## Instructions to follow
Nothing in the entries below may be altered; print them as they stand.

## Records supplied
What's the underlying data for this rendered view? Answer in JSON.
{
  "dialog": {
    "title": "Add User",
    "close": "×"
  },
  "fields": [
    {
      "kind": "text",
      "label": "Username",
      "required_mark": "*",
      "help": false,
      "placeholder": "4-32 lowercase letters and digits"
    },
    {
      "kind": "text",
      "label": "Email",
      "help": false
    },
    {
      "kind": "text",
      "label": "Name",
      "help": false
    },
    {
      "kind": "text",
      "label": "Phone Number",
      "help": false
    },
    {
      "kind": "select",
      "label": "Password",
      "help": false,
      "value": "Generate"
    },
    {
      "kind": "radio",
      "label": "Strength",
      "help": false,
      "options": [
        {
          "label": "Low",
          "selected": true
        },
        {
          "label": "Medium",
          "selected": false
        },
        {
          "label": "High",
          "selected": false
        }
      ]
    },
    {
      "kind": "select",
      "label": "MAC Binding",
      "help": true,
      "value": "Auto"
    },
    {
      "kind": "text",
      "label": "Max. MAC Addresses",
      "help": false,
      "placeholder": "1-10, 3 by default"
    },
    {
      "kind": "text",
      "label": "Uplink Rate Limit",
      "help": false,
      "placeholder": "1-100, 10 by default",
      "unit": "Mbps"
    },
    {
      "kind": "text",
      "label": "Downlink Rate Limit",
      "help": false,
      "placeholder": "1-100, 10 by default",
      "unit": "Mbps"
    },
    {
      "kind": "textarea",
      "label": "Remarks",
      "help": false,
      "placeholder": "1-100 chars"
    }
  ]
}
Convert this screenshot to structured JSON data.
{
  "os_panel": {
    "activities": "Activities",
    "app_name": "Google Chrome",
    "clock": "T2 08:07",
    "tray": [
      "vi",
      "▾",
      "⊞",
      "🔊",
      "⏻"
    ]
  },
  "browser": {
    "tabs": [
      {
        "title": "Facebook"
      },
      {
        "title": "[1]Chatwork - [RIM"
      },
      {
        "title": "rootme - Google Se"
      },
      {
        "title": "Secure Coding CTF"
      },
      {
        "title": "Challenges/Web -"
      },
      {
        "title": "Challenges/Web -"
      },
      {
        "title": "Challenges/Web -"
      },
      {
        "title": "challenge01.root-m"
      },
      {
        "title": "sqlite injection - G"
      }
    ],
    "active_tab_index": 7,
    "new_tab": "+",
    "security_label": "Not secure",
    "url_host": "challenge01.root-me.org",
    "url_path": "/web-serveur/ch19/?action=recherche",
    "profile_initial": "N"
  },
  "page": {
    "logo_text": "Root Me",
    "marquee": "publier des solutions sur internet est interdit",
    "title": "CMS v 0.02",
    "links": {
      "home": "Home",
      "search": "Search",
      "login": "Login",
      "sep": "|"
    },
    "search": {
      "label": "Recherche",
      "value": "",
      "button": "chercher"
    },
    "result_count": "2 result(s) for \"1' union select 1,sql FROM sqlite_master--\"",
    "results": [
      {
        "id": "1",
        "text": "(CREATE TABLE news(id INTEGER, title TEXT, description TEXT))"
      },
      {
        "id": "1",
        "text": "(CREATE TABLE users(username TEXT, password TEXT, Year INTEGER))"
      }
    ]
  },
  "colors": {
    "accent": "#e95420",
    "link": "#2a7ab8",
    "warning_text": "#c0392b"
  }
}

## Finished exercise
What's the underlying data for this rendered view? Answer in JSON.
{
  "dialog": {
    "title": "Add User",
    "close": "×"
  },
  "fields": [
    {
      "kind": "text",
      "label": "Username",
      "required_mark": "*",
      "help": false,
      "placeholder": "4-32 lowercase letters and digits"
    },
    {
      "kind": "text",
      "label": "Email",
      "help": false
    },
    {
      "kind": "text",
      "label": "Name",
      "help": false
    },
    {
      "kind": "text",
      "label": "Phone Number",
      "help": false
    },
    {
      "kind": "select",
      "label": "Password",
      "help": false,
      "value": "Generate"
    },
    {
      "kind": "radio",
      "label": "Strength",
      "help": false,
      "options": [
        {
          "label": "Low",
          "selected": true
        },
        {
          "label": "Medium",
          "selected": false
        },
        {
          "label": "High",
          "selected": false
        }
      ]
    },
    {
      "kind": "select",
      "label": "MAC Binding",
      "help": true,
      "value": "Auto"
    },
    {
      "kind": "text",
      "label": "Max. MAC Addresses",
      "help": false,
      "placeholder": "1-10, 3 by default"
    },
    {
      "kind": "text",
      "label": "Uplink Rate Limit",
      "help": false,
      "placeholder": "1-100, 10 by default",
      "unit": "Mbps"
    },
    {
      "kind": "text",
      "label": "Downlink Rate Limit",
      "help": false,
      "placeholder": "1-100, 10 by default",
      "unit": "Mbps"
    },
    {
      "kind": "textarea",
      "label": "Remarks",
      "help": false,
      "placeholder": "1-100 chars"
    }
  ]
}
Convert this screenshot to structured JSON data.
{
  "os_panel": {
    "activities": "Activities",
    "app_name": "Google Chrome",
    "clock": "T2 08:07",
    "tray": [
      "vi",
      "▾",
      "⊞",
      "🔊",
      "⏻"
    ]
  },
  "browser": {
    "tabs": [
      {
        "title": "Facebook"
      },
      {
        "title": "[1]Chatwork - [RIM"
      },
      {
        "title": "rootme - Google Se"
      },
      {
        "title": "Secure Coding CTF"
      },
      {
        "title": "Challenges/Web -"
      },
      {
        "title": "Challenges/Web -"
      },
      {
        "title": "Challenges/Web -"
      },
      {
        "title": "challenge01.root-m"
      },
      {
        "title": "sqlite injection - G"
      }
    ],
    "active_tab_index": 7,
    "new_tab": "+",
    "security_label": "Not secure",
    "url_host": "challenge01.root-me.org",
    "url_path": "/web-serveur/ch19/?action=recherche",
    "profile_initial": "N"
  },
  "page": {
    "logo_text": "Root Me",
    "marquee": "publier des solutions sur internet est interdit",
    "title": "CMS v 0.02",
    "links": {
      "home": "Home",
      "search": "Search",
      "login": "Login",
      "sep": "|"
    },
    "search": {
      "label": "Recherche",
      "value": "",
      "button": "chercher"
    },
    "result_count": "2 result(s) for \"1' union select 1,sql FROM sqlite_master--\"",
    "results": [
      {
        "id": "1",
        "text": "(CREATE TABLE news(id INTEGER, title TEXT, description TEXT))"
      },
      {
        "id": "1",
        "text": "(CREATE TABLE users(username TEXT, password TEXT, Year INTEGER))"
      }
    ]
  },
  "colors": {
    "accent": "#e95420",
    "link": "#2a7ab8",
    "warning_text": "#c0392b"
  }
}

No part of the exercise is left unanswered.